the “It’s the little moments that trigger some of our most outsized and unproductive responses.”
― Marshall Goldsmith, Triggers: Creating Behavior That Lasts
Even on my best days, I have to stand guard to my emotional responses. That doesn’t mean I stay “guarded”, rather that I pay attention and especially to my triggers. They are sneaky little things. Can you relate?
No matter how much structure and support I put into place, it is inevitable that at some point I will be emotionally triggered. It usually happens in the most unexpected ways and at the most inconvenient times and places. But it happens.
Now to you.
An emotional trigger is any topic that makes you feel uncomfortable (or return us to the feelings of an initial trauma). These emotional triggers are telling you which aspects of your life might frustrate you or feel unsatisfying. It can vary in each person because everyone struggles with something different.
The swiftness of a trigger can leave you reeling and out of the leadership mindframe, propelling you into reactive behavior and feelings of woundedness. Feelings of woundedness lead to victim mentality and pretty soon, a spiral of hopelessness.
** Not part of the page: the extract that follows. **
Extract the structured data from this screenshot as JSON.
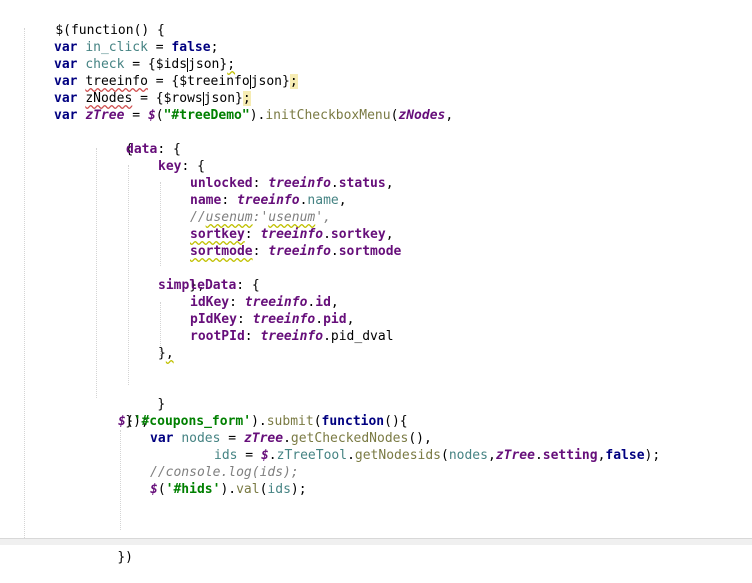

There is a framework for recovery from a trigger. First, you become attuned to your emotions as you are experiencing them. Second, learn strategies for how to minimize the impact of the trigger. Third, you intentionally manage the response before attempting to address emotional triggers. That way when a rogue trigger presents itself, the cards are already stacked in your favor.
There is a distinct “choice” point between the emotion presenting itself and the knee jerk reaction to the emotion. Trigger happens and you were unconsciously transported back in time to the first incidence of discomfort. You aren’t even aware that this is happening. It’s as though your brain and your emotions are hijacked. You experience a big, destabilizing emotion. It’s in this moment where you can re-claim your emotional intelligence and manage your response.
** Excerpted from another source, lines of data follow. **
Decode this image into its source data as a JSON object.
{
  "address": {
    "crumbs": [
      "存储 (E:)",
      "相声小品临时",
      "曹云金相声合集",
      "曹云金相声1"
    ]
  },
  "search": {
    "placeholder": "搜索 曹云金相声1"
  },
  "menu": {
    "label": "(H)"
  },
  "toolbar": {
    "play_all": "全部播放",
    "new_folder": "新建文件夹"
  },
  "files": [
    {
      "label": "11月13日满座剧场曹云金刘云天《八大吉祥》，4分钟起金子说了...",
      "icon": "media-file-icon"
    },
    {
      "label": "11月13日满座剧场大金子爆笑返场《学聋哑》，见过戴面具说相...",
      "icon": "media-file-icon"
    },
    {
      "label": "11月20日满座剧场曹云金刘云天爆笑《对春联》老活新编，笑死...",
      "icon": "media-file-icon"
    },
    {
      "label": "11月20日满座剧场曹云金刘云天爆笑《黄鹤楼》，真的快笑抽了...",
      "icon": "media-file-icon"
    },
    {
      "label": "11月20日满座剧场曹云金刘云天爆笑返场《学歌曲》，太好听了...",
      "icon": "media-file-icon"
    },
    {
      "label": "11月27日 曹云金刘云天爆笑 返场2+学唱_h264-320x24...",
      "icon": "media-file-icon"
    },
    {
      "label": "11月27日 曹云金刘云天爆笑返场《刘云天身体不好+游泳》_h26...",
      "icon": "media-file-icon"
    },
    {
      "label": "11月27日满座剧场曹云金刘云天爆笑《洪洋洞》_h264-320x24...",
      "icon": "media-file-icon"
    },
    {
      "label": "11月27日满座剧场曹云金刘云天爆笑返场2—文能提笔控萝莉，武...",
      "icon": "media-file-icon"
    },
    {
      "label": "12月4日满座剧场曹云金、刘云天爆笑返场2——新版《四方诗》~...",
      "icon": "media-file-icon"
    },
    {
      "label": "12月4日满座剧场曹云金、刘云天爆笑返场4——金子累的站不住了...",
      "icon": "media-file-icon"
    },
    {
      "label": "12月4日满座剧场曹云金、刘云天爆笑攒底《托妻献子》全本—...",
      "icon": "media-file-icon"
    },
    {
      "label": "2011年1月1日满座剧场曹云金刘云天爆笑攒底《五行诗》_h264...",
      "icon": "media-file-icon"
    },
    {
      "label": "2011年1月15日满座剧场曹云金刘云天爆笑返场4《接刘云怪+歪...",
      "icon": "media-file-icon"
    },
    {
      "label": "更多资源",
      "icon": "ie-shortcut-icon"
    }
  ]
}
If you have been building your EQ muscles, you will recognize the emotion and remember that you have a choice in how you manage and ultimately express it. If it grabs you by the throat and hijacks your self-management abilities, all bets are off, and you are off to the emotional racetrack on a horse stung by a bee.
How do you know you are about to experience an emotional trigger? The good news is that there are always clues. Much like a poker tell (which is the little tic or eye movement or sigh that sends a foretelling signal to the other players) that allows you to dominate someone in the game of poker, you have a trigger tell, which gives you the advantage once you are aware of it. Some people feel their pulse quicken. Others feel their skin flush. Some report head buzzing or chest pounding. Still others become short of breath or begin to sweat. What’s common about these clues? That’s right: they are all physical reactions to emotional stimuli.
When you feel any of these physical clues, you can rest assured that you are being given an invitation into an emotional trigger. Accept the invitation at your own peril.
The physical clue puts you in the choice point, mentioned above. It’s in this moment, you employ a strategy to diffuse the emotion. Breathe, take a walk, use appropriate humor, lightly clap your hands. These are all suggestions that allow you to break the pattern, restore thinking, and make a better choice.
Over time, you will tune into yourself more rapidly and see the trigger pattern instantly. It’s then that you can lighten up, give yourself grace and intentionally choose a leadership response.
Mary Pat Knight is CEO of Leaders Inspired – an executive coaching and consulting agency devoted to the development of emotionally intelligent leaders. She is also the author of the Amazon #1 International Best Selling book, The Humanized Leader.